:: DATA PROVIDED

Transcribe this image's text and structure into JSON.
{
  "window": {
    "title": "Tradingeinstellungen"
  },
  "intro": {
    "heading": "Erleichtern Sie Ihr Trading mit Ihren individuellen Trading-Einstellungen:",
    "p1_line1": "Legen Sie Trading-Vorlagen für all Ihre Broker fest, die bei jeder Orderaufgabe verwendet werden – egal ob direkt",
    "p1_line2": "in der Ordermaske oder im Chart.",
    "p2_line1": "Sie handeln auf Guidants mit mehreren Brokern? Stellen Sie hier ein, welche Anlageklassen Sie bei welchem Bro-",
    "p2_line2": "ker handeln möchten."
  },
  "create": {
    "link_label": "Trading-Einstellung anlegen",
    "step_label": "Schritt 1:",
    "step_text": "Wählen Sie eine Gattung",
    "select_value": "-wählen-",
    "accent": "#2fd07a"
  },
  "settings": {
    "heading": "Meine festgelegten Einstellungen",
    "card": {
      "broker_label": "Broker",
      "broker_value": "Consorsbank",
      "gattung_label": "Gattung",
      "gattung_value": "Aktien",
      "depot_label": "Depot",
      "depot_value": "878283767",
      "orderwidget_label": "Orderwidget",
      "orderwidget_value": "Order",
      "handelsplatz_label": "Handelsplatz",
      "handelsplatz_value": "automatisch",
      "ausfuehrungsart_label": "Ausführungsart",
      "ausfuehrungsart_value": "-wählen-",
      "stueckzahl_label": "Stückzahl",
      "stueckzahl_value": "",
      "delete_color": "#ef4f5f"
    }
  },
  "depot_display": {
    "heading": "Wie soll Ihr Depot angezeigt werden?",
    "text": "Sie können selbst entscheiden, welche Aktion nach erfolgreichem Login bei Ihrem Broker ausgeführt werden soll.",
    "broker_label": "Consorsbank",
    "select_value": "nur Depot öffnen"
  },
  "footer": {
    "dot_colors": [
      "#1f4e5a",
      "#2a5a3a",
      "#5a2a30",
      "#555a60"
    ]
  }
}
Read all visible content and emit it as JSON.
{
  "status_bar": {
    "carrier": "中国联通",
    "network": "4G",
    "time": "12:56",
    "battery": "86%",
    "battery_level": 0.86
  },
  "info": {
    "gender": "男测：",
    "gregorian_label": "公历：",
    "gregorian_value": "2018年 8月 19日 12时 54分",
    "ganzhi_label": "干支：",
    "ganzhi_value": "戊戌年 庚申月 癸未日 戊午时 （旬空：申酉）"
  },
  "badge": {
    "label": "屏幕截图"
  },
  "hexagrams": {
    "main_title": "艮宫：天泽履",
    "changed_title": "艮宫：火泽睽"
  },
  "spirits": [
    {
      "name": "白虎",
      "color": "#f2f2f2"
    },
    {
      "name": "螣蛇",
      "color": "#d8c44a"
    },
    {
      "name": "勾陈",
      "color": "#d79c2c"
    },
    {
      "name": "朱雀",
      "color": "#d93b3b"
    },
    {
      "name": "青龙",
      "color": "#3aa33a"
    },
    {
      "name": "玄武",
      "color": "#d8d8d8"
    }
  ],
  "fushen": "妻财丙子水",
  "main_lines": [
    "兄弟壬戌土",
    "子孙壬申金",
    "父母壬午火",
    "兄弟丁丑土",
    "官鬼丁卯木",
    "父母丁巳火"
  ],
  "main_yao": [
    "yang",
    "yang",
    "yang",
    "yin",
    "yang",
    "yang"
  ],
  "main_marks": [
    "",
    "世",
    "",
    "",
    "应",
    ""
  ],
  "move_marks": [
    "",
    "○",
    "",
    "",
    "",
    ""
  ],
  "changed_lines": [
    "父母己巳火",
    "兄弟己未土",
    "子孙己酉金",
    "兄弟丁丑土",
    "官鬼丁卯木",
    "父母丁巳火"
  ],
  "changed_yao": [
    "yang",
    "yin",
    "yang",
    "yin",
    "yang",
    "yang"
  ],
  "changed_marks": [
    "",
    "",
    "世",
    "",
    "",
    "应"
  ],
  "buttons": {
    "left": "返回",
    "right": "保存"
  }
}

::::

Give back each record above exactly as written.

Transcribe this image's text and structure into JSON.
{
  "window": {
    "title": "Tradingeinstellungen"
  },
  "intro": {
    "heading": "Erleichtern Sie Ihr Trading mit Ihren individuellen Trading-Einstellungen:",
    "p1_line1": "Legen Sie Trading-Vorlagen für all Ihre Broker fest, die bei jeder Orderaufgabe verwendet werden – egal ob direkt",
    "p1_line2": "in der Ordermaske oder im Chart.",
    "p2_line1": "Sie handeln auf Guidants mit mehreren Brokern? Stellen Sie hier ein, welche Anlageklassen Sie bei welchem Bro-",
    "p2_line2": "ker handeln möchten."
  },
  "create": {
    "link_label": "Trading-Einstellung anlegen",
    "step_label": "Schritt 1:",
    "step_text": "Wählen Sie eine Gattung",
    "select_value": "-wählen-",
    "accent": "#2fd07a"
  },
  "settings": {
    "heading": "Meine festgelegten Einstellungen",
    "card": {
      "broker_label": "Broker",
      "broker_value": "Consorsbank",
      "gattung_label": "Gattung",
      "gattung_value": "Aktien",
      "depot_label": "Depot",
      "depot_value": "878283767",
      "orderwidget_label": "Orderwidget",
      "orderwidget_value": "Order",
      "handelsplatz_label": "Handelsplatz",
      "handelsplatz_value": "automatisch",
      "ausfuehrungsart_label": "Ausführungsart",
      "ausfuehrungsart_value": "-wählen-",
      "stueckzahl_label": "Stückzahl",
      "stueckzahl_value": "",
      "delete_color": "#ef4f5f"
    }
  },
  "depot_display": {
    "heading": "Wie soll Ihr Depot angezeigt werden?",
    "text": "Sie können selbst entscheiden, welche Aktion nach erfolgreichem Login bei Ihrem Broker ausgeführt werden soll.",
    "broker_label": "Consorsbank",
    "select_value": "nur Depot öffnen"
  },
  "footer": {
    "dot_colors": [
      "#1f4e5a",
      "#2a5a3a",
      "#5a2a30",
      "#555a60"
    ]
  }
}
Read all visible content and emit it as JSON.
{
  "status_bar": {
    "carrier": "中国联通",
    "network": "4G",
    "time": "12:56",
    "battery": "86%",
    "battery_level": 0.86
  },
  "info": {
    "gender": "男测：",
    "gregorian_label": "公历：",
    "gregorian_value": "2018年 8月 19日 12时 54分",
    "ganzhi_label": "干支：",
    "ganzhi_value": "戊戌年 庚申月 癸未日 戊午时 （旬空：申酉）"
  },
  "badge": {
    "label": "屏幕截图"
  },
  "hexagrams": {
    "main_title": "艮宫：天泽履",
    "changed_title": "艮宫：火泽睽"
  },
  "spirits": [
    {
      "name": "白虎",
      "color": "#f2f2f2"
    },
    {
      "name": "螣蛇",
      "color": "#d8c44a"
    },
    {
      "name": "勾陈",
      "color": "#d79c2c"
    },
    {
      "name": "朱雀",
      "color": "#d93b3b"
    },
    {
      "name": "青龙",
      "color": "#3aa33a"
    },
    {
      "name": "玄武",
      "color": "#d8d8d8"
    }
  ],
  "fushen": "妻财丙子水",
  "main_lines": [
    "兄弟壬戌土",
    "子孙壬申金",
    "父母壬午火",
    "兄弟丁丑土",
    "官鬼丁卯木",
    "父母丁巳火"
  ],
  "main_yao": [
    "yang",
    "yang",
    "yang",
    "yin",
    "yang",
    "yang"
  ],
  "main_marks": [
    "",
    "世",
    "",
    "",
    "应",
    ""
  ],
  "move_marks": [
    "",
    "○",
    "",
    "",
    "",
    ""
  ],
  "changed_lines": [
    "父母己巳火",
    "兄弟己未土",
    "子孙己酉金",
    "兄弟丁丑土",
    "官鬼丁卯木",
    "父母丁巳火"
  ],
  "changed_yao": [
    "yang",
    "yin",
    "yang",
    "yin",
    "yang",
    "yang"
  ],
  "changed_marks": [
    "",
    "",
    "世",
    "",
    "",
    "应"
  ],
  "buttons": {
    "left": "返回",
    "right": "保存"
  }
}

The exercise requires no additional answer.